- _Task goal_
Look for the string "html" in the listing below and copy every line in which it appears.
----------------
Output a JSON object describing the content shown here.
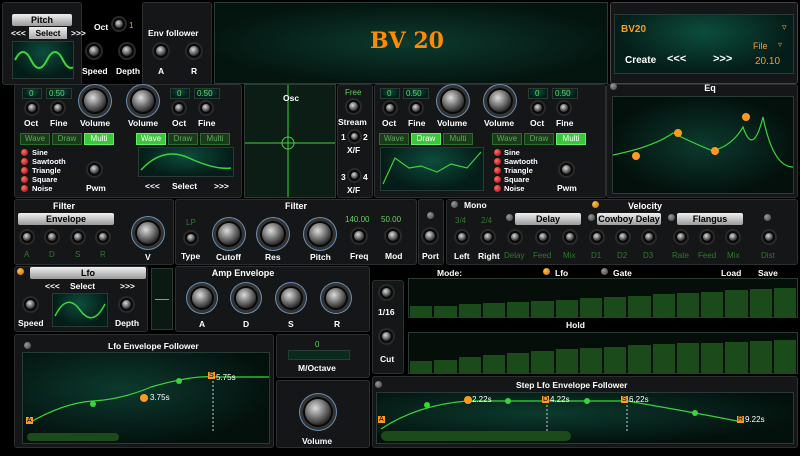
{
  "pitch": {
    "title": "Pitch",
    "prev": "<<<",
    "select": "Select",
    "next": ">>>",
    "oct_label": "Oct",
    "oct_value": "1",
    "env_follower": "Env follower",
    "speed": "Speed",
    "depth": "Depth",
    "a": "A",
    "r": "R"
  },
  "title": "BV 20",
  "preset": {
    "name": "BV20",
    "file": "File",
    "create": "Create",
    "prev": "<<<",
    "next": ">>>",
    "version": "20.10"
  },
  "osc1": {
    "oct_val": "0",
    "fine_val": "0.50",
    "oct": "Oct",
    "fine": "Fine",
    "volume": "Volume",
    "volume2": "Volume",
    "oct_val2": "0",
    "fine_val2": "0.50",
    "oct2": "Oct",
    "fine2": "Fine",
    "tabs": [
      "Wave",
      "Draw",
      "Multi"
    ],
    "tabs2": [
      "Wave",
      "Draw",
      "Multi"
    ],
    "waves": [
      "Sine",
      "Sawtooth",
      "Triangle",
      "Square",
      "Noise"
    ],
    "pwm": "Pwm",
    "prev": "<<<",
    "select": "Select",
    "next": ">>>"
  },
  "osc_center": {
    "title": "Osc",
    "free": "Free",
    "stream": "Stream",
    "n1": "1",
    "n2": "2",
    "xf1": "X/F",
    "n3": "3",
    "n4": "4",
    "xf2": "X/F"
  },
  "osc2": {
    "oct_val": "0",
    "fine_val": "0.50",
    "oct": "Oct",
    "fine": "Fine",
    "volume": "Volume",
    "volume2": "Volume",
    "oct_val2": "0",
    "fine_val2": "0.50",
    "oct2": "Oct",
    "fine2": "Fine",
    "tabs": [
      "Wave",
      "Draw",
      "Multi"
    ],
    "tabs2": [
      "Wave",
      "Draw",
      "Multi"
    ],
    "waves": [
      "Sine",
      "Sawtooth",
      "Triangle",
      "Square",
      "Noise"
    ],
    "pwm": "Pwm"
  },
  "eq": {
    "title": "Eq"
  },
  "filter_left": {
    "title": "Filter",
    "envelope": "Envelope",
    "a": "A",
    "d": "D",
    "s": "S",
    "r": "R",
    "v": "V"
  },
  "filter": {
    "title": "Filter",
    "type_val": "LP",
    "type": "Type",
    "cutoff": "Cutoff",
    "res": "Res",
    "pitch": "Pitch",
    "freq_val": "140.00",
    "freq": "Freq",
    "mod_val": "50.00",
    "mod": "Mod",
    "port": "Port"
  },
  "mono": {
    "title": "Mono",
    "v1": "3/4",
    "v2": "2/4",
    "left": "Left",
    "right": "Right"
  },
  "velocity": {
    "title": "Velocity"
  },
  "delay": {
    "title": "Delay",
    "delay": "Delay",
    "feed": "Feed",
    "mix": "Mix"
  },
  "cowboy": {
    "title": "Cowboy Delay",
    "d1": "D1",
    "d2": "D2",
    "d3": "D3"
  },
  "flangus": {
    "title": "Flangus",
    "rate": "Rate",
    "feed": "Feed",
    "mix": "Mix"
  },
  "dist": {
    "label": "Dist"
  },
  "lfo": {
    "title": "Lfo",
    "prev": "<<<",
    "select": "Select",
    "next": ">>>",
    "speed": "Speed",
    "depth": "Depth"
  },
  "amp": {
    "title": "Amp Envelope",
    "a": "A",
    "d": "D",
    "s": "S",
    "r": "R"
  },
  "mode": {
    "label": "Mode:",
    "lfo": "Lfo",
    "gate": "Gate",
    "load": "Load",
    "save": "Save",
    "rate": "1/16",
    "cut": "Cut",
    "hold": "Hold"
  },
  "lfo_env": {
    "title": "Lfo Envelope Follower",
    "t1": "3.75s",
    "t2": "5.75s",
    "m1": "A",
    "m2": "S"
  },
  "moct": {
    "value": "0",
    "label": "M/Octave"
  },
  "volume": {
    "label": "Volume"
  },
  "step_env": {
    "title": "Step Lfo Envelope Follower",
    "t1": "2.22s",
    "t2": "4.22s",
    "t3": "6.22s",
    "t4": "9.22s",
    "m1": "A",
    "m2": "D",
    "m3": "S",
    "m4": "R"
  },
  "step_bars": [
    0.28,
    0.3,
    0.33,
    0.36,
    0.4,
    0.43,
    0.46,
    0.5,
    0.53,
    0.56,
    0.6,
    0.63,
    0.66,
    0.7,
    0.73,
    0.76
  ],
  "step_bars2": [
    0.3,
    0.32,
    0.4,
    0.45,
    0.5,
    0.55,
    0.6,
    0.62,
    0.65,
    0.7,
    0.72,
    0.74,
    0.76,
    0.78,
    0.8,
    0.82
  ]
}
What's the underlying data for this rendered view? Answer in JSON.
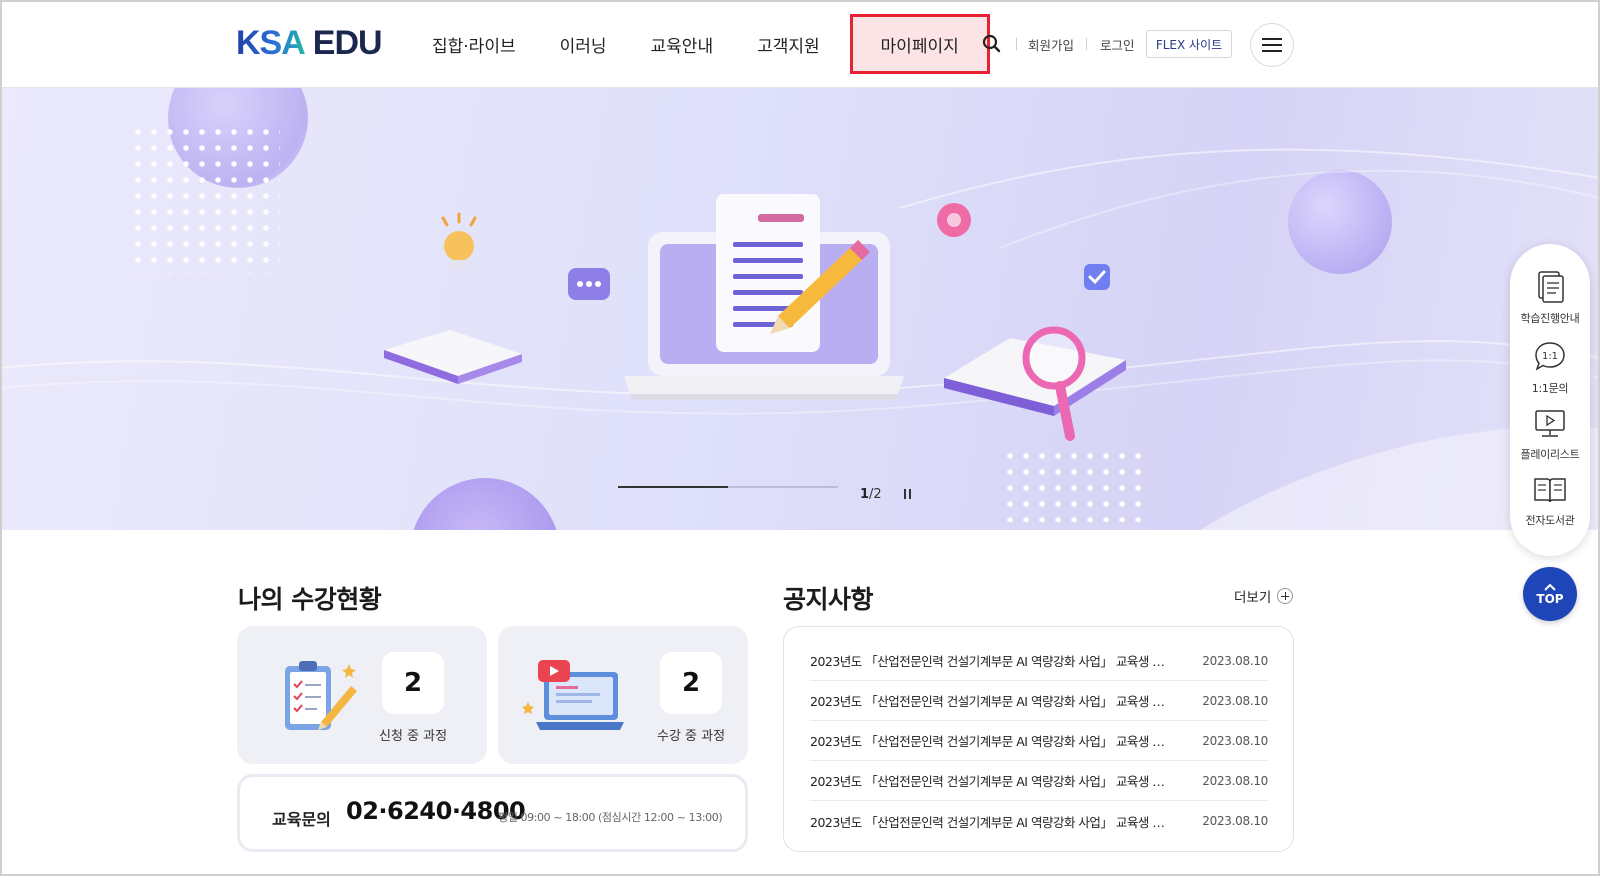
{
  "header": {
    "logo_primary": "KSA",
    "logo_secondary": "EDU",
    "nav": [
      {
        "label": "집합·라이브"
      },
      {
        "label": "이러닝"
      },
      {
        "label": "교육안내"
      },
      {
        "label": "고객지원"
      },
      {
        "label": "마이페이지",
        "highlighted": true
      }
    ],
    "search_icon": "search-icon",
    "utility_links": [
      "회원가입",
      "로그인"
    ],
    "flex_button": "FLEX 사이트",
    "menu_icon": "hamburger-menu-icon"
  },
  "banner": {
    "current_slide": "1",
    "total_slides": "/2",
    "progress_fraction": 0.5,
    "pause_icon": "pause-icon"
  },
  "quick_menu": [
    {
      "label": "학습진행안내",
      "icon": "document-icon"
    },
    {
      "label": "1:1문의",
      "icon": "chat-bubble-icon",
      "icon_text": "1:1"
    },
    {
      "label": "플레이리스트",
      "icon": "monitor-play-icon"
    },
    {
      "label": "전자도서관",
      "icon": "open-book-icon"
    }
  ],
  "top_button": "TOP",
  "my_courses": {
    "title": "나의 수강현황",
    "cards": [
      {
        "count": "2",
        "label": "신청 중 과정",
        "icon": "clipboard-icon"
      },
      {
        "count": "2",
        "label": "수강 중 과정",
        "icon": "laptop-play-icon"
      }
    ]
  },
  "contact": {
    "label": "교육문의",
    "phone": "02·6240·4800",
    "hours": "평일 09:00 ~ 18:00 (점심시간 12:00 ~ 13:00)"
  },
  "notice": {
    "title": "공지사항",
    "more_label": "더보기",
    "items": [
      {
        "title": "2023년도 「산업전문인력 건설기계부문 AI 역량강화 사업」 교육생 …",
        "date": "2023.08.10"
      },
      {
        "title": "2023년도 「산업전문인력 건설기계부문 AI 역량강화 사업」 교육생 …",
        "date": "2023.08.10"
      },
      {
        "title": "2023년도 「산업전문인력 건설기계부문 AI 역량강화 사업」 교육생 …",
        "date": "2023.08.10"
      },
      {
        "title": "2023년도 「산업전문인력 건설기계부문 AI 역량강화 사업」 교육생 …",
        "date": "2023.08.10"
      },
      {
        "title": "2023년도 「산업전문인력 건설기계부문 AI 역량강화 사업」 교육생 …",
        "date": "2023.08.10"
      }
    ]
  },
  "colors": {
    "accent_blue": "#1f46b8",
    "highlight_border": "#e8202f",
    "highlight_fill": "#fbe3e6"
  }
}
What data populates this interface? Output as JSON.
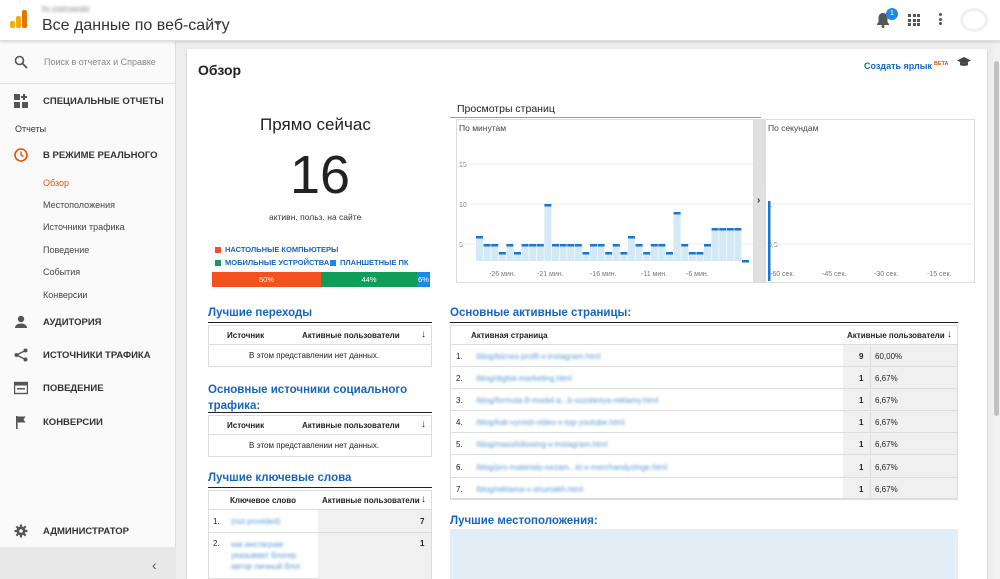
{
  "header": {
    "account": "hr.ostrowski",
    "property": "Все данные по веб-сайту",
    "notifications": "1"
  },
  "sidebar": {
    "search_placeholder": "Поиск в отчетах и Справке",
    "custom_reports": "Специальные отчеты",
    "reports_label": "Отчеты",
    "realtime": "В режиме реального",
    "realtime_items": [
      "Обзор",
      "Местоположения",
      "Источники трафика",
      "Поведение",
      "События",
      "Конверсии"
    ],
    "audience": "Аудитория",
    "acquisition": "Источники трафика",
    "behavior": "Поведение",
    "conversions": "Конверсии",
    "admin": "Администратор"
  },
  "page": {
    "title": "Обзор",
    "shortcut": "Создать ярлык",
    "beta": "BETA"
  },
  "realtime": {
    "title": "Прямо сейчас",
    "count": "16",
    "subtitle": "активн. польз. на сайте",
    "legend": [
      {
        "label": "Настольные компьютеры",
        "color": "#f4511e"
      },
      {
        "label": "Мобильные устройства",
        "color": "#0f9d58"
      },
      {
        "label": "Планшетные ПК",
        "color": "#1e88e5"
      }
    ],
    "split": [
      {
        "label": "50%",
        "value": 50,
        "color": "#f4511e"
      },
      {
        "label": "44%",
        "value": 44,
        "color": "#0f9d58"
      },
      {
        "label": "6%",
        "value": 6,
        "color": "#1e88e5"
      }
    ]
  },
  "pageviews": {
    "title": "Просмотры страниц",
    "per_minute": "По минутам",
    "per_second": "По секундам",
    "y_left": [
      "15",
      "10",
      "5"
    ],
    "x_left": [
      "-26 мин.",
      "-21 мин.",
      "-16 мин.",
      "-11 мин.",
      "-6 мин."
    ],
    "y_right": [
      "1",
      "0,5"
    ],
    "x_right": [
      "-60 сек.",
      "-45 сек.",
      "-30 сек.",
      "-15 сек."
    ],
    "minute_values": [
      3,
      2,
      2,
      1,
      2,
      1,
      2,
      2,
      2,
      7,
      2,
      2,
      2,
      2,
      1,
      2,
      2,
      1,
      2,
      1,
      3,
      2,
      1,
      2,
      2,
      1,
      6,
      2,
      1,
      1,
      2,
      4,
      4,
      4,
      4,
      0
    ],
    "second_peak": 1
  },
  "top_referrals": {
    "title": "Лучшие переходы",
    "col1": "Источник",
    "col2": "Активные пользователи",
    "empty": "В этом представлении нет данных."
  },
  "social": {
    "title": "Основные источники социального трафика:",
    "col1": "Источник",
    "col2": "Активные пользователи",
    "empty": "В этом представлении нет данных."
  },
  "keywords": {
    "title": "Лучшие ключевые слова",
    "col1": "Ключевое слово",
    "col2": "Активные пользователи",
    "rows": [
      {
        "n": "1.",
        "kw": "(not provided)",
        "v": "7"
      },
      {
        "n": "2.",
        "kw": "как инстаграм указывает блогер автор личный блог",
        "v": "1"
      }
    ]
  },
  "active_pages": {
    "title": "Основные активные страницы:",
    "col1": "Активная страница",
    "col2": "Активные пользователи",
    "rows": [
      {
        "n": "1.",
        "page": "/blog/biznes-profil-v-instagram.html",
        "v": "9",
        "p": "60,00%"
      },
      {
        "n": "2.",
        "page": "/blog/digital-marketing.html",
        "v": "1",
        "p": "6,67%"
      },
      {
        "n": "3.",
        "page": "/blog/formula-8-model-a...b-sozdaniya-reklamy.html",
        "v": "1",
        "p": "6,67%"
      },
      {
        "n": "4.",
        "page": "/blog/kak-vyresti-video-v-top-youtube.html",
        "v": "1",
        "p": "6,67%"
      },
      {
        "n": "5.",
        "page": "/blog/massfollowing-v-instagram.html",
        "v": "1",
        "p": "6,67%"
      },
      {
        "n": "6.",
        "page": "/blog/pro-materialy-nezam...kt-v-merchandyzinge.html",
        "v": "1",
        "p": "6,67%"
      },
      {
        "n": "7.",
        "page": "/blog/reklama-v-shumakh.html",
        "v": "1",
        "p": "6,67%"
      }
    ]
  },
  "locations": {
    "title": "Лучшие местоположения:"
  }
}
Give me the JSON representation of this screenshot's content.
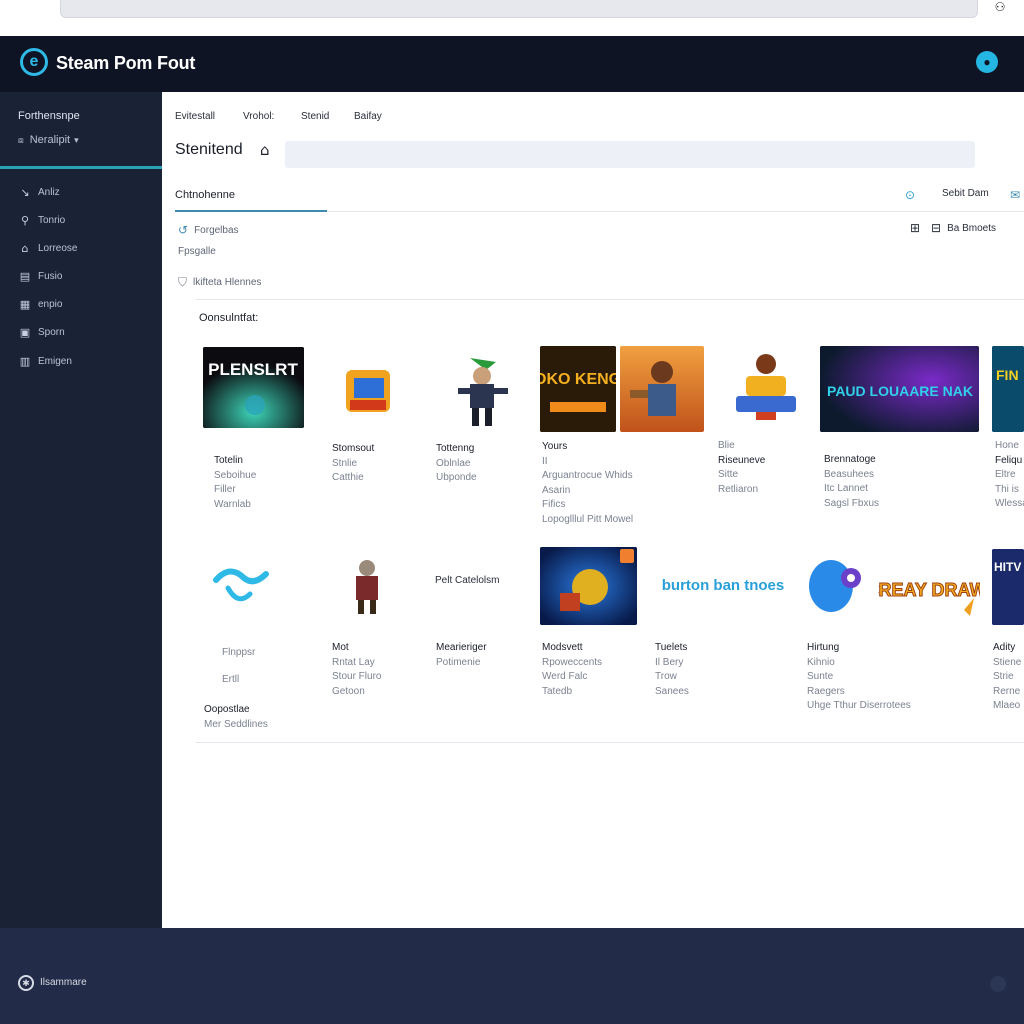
{
  "browser": {
    "user_icon": "user-icon"
  },
  "header": {
    "title": "Steam Pom Fout",
    "logo_glyph": "e",
    "badge_icon": "profile-icon"
  },
  "sidebar": {
    "section_title": "Forthensnpe",
    "dropdown": "Neralipit",
    "items": [
      {
        "label": "Anliz",
        "icon": "chart-icon",
        "glyph": "↘"
      },
      {
        "label": "Tonrio",
        "icon": "network-icon",
        "glyph": "⚲"
      },
      {
        "label": "Lorreose",
        "icon": "cart-icon",
        "glyph": "⌂"
      },
      {
        "label": "Fusio",
        "icon": "document-icon",
        "glyph": "▤"
      },
      {
        "label": "enpio",
        "icon": "grid-icon",
        "glyph": "▦"
      },
      {
        "label": "Sporn",
        "icon": "video-icon",
        "glyph": "▣"
      },
      {
        "label": "Emigen",
        "icon": "table-icon",
        "glyph": "▥"
      }
    ]
  },
  "top_tabs": [
    "Evitestall",
    "Vrohol:",
    "Stenid",
    "Baifay"
  ],
  "page_title": "Stenitend",
  "search": {
    "placeholder": "",
    "value": ""
  },
  "section_tab": "Chtnohenne",
  "toolbar": {
    "share_label": "Sebit Dam",
    "filter_label": "Ba Bmoets"
  },
  "filters": [
    {
      "label": "Forgelbas",
      "icon": "refresh-icon"
    },
    {
      "label": "Fpsgalle",
      "icon": ""
    },
    {
      "label": "lkifteta Hlennes",
      "icon": "badge-icon"
    }
  ],
  "grid_title": "Oonsulntfat:",
  "games_row1": [
    {
      "cover": "PLENSLRT",
      "lines": [
        "Totelin",
        "Seboihue",
        "Filler",
        "Warnlab"
      ]
    },
    {
      "cover": "",
      "lines": [
        "Stomsout",
        "Stnlie",
        "Catthie"
      ]
    },
    {
      "cover": "",
      "lines": [
        "Tottenng",
        "Oblnlae",
        "Ubponde"
      ]
    },
    {
      "cover": "FOKO KENGY",
      "lines": [
        "Yours",
        "II",
        "Arguantrocue Whids",
        "Asarin",
        "Fifics",
        "Lopoglllul Pitt Mowel"
      ]
    },
    {
      "cover": "",
      "lines": [
        "Blie",
        "Riseuneve",
        "Sitte",
        "Retliaron"
      ]
    },
    {
      "cover": "PAUD LOUAARE NAK",
      "lines": [
        "Brennatoge",
        "Beasuhees",
        "Itc Lannet",
        "Sagsl Fbxus"
      ]
    },
    {
      "cover": "FIN",
      "lines": [
        "Hone",
        "Feliqu",
        "Eltre",
        "Thi is",
        "Wlessa"
      ]
    }
  ],
  "games_row2": [
    {
      "cover": "",
      "lines": [
        "Flnppsr",
        "Ertll"
      ],
      "extra": [
        "Oopostlae",
        "Mer Seddlines"
      ]
    },
    {
      "cover": "",
      "lines": [
        "Mot",
        "Rntat Lay",
        "Stour Fluro",
        "Getoon"
      ]
    },
    {
      "cover": "Pelt Catelolsm",
      "lines": [
        "Mearieriger",
        "Potimenie"
      ]
    },
    {
      "cover": "",
      "lines": [
        "Modsvett",
        "Rpoweccents",
        "Werd Falc",
        "Tatedb"
      ]
    },
    {
      "cover": "burton ban tnoes",
      "lines": [
        "Tuelets",
        "Il Bery",
        "Trow",
        "Sanees"
      ]
    },
    {
      "cover": "CREAY DRAW",
      "lines": [
        "Hirtung",
        "Kihnio",
        "Sunte",
        "Raegers",
        "Uhge Tthur Diserrotees"
      ]
    },
    {
      "cover": "HITV",
      "lines": [
        "Adity",
        "Stiene",
        "Strie",
        "Rerne",
        "Mlaeo"
      ]
    }
  ],
  "footer": {
    "label": "Ilsammare"
  },
  "colors": {
    "accent": "#2fb9e6",
    "header_bg": "#0e1424",
    "sidebar_bg": "#1a2236",
    "footer_bg": "#222b47"
  }
}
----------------
- _Problem solution_
        "page": "/blog/biznes-profil-v-instagram.html",
        "page": "/blog/digital-marketing.html",
        "page": "/blog/formula-8-model-a...b-sozdaniya-reklamy.html",
        "page": "/blog/kak-vyresti-video-v-top-youtube.html",
        "page": "/blog/massfollowing-v-instagram.html",
        "page": "/blog/pro-materialy-nezam...kt-v-merchandyzinge.html",
        "page": "/blog/reklama-v-shumakh.html",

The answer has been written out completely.